In a speech to local government leaders Saturday, the Democratic governor trumpeted Maryland as a leader in job creation among the states and highlighted leaner government spending in the last five years. But he said the state's economic well-being remains threatened by uncertainty about the federal budget.
"Any further help from Washington is doubtful, and more serious hurt to all state economics from the narrow-minded faction of jobs-obstructionists in Congress is very likely," O'Malley said. "We must be willing to adapt. … We will have to make more cuts, and at the same time — to protect our children's future — we must be open to new revenues."
Speaking to reporters after delivering the keynote address at the Maryland Association of Counties summer conference, O'Malley declined to go into detail. He said conversations about new revenues should wait until after the congressional "super committee" makes its recommendations in December for cutting the federal budget deficit. He said because of that timetable, it's unlikely that taxes would come up in the General Assembly's special legislative session this October.
"I think we have to be ready for what damage might be to the state economy by a very unpredictable balance in Congress," said O'Malley, a Democrat. He would not describe what could be on the table for tax increases, saying, "I'm not talking about those today."
O'Malley stressed job creation as a way to weather economic uncertainty with the state budget's looming $1 billion deficit, and said coming budget discussions will be affected by several shortfalls: general revenues, "flush tax" money that pays for waste water improvements, and transportation funding.

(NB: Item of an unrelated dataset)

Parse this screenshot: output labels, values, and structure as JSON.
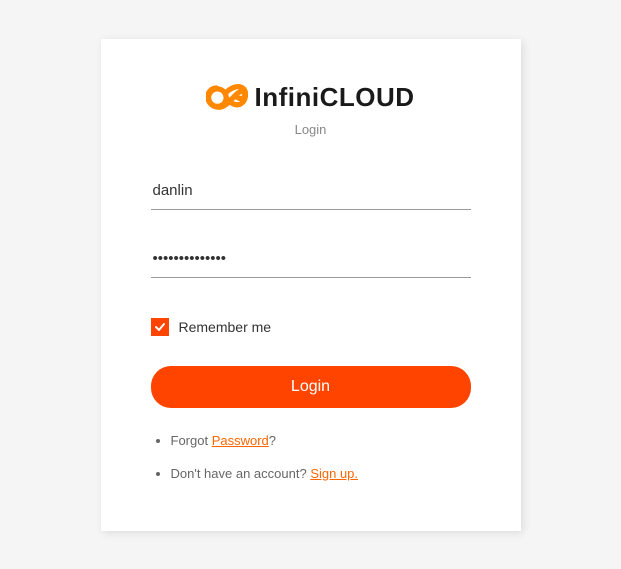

He called for a "balanced approach" between funding decreases and tax increase.
Sen. E.J. Pipkin, a Republican who represents parts of the Eastern Shore, called O'Malley's remarks, "way out of balance and way out of touch."
"This governor, every opportunity, talks about more taxes and more spending," said Pipkin. "It's time to get out of the hole."
House Speaker Michael E. Busch, a Democrat, said discussion of possible tax increases would wait till next year unless there is some "catastrophic event." Busch said possible revenue streams include an increase in the gas tax, which hasn't been raised since 1992.
"They're all going to be discussed," said Busch.
But Busch said the state budget should invest in assets such as public education through investments in capital infrastructure. He estimated that there's a $6 billion to $8 billion school maintenance backlog statewide. That work could create up to 25,000 jobs if the state could pay for it, he said.
This year's state budget includes $9.3 billion in federal money. Congress' deficit-reduction committee will make its recommendations, which could include cuts to transportation funding and Medicaid, by early December.
Anne Arundel County Councilman Jerry Walker, a Republican who listened to O'Malley's speech, said he wasn't sure what to make of O'Malley's remarks about new revenues.
"I hope it's not tax increases," he said.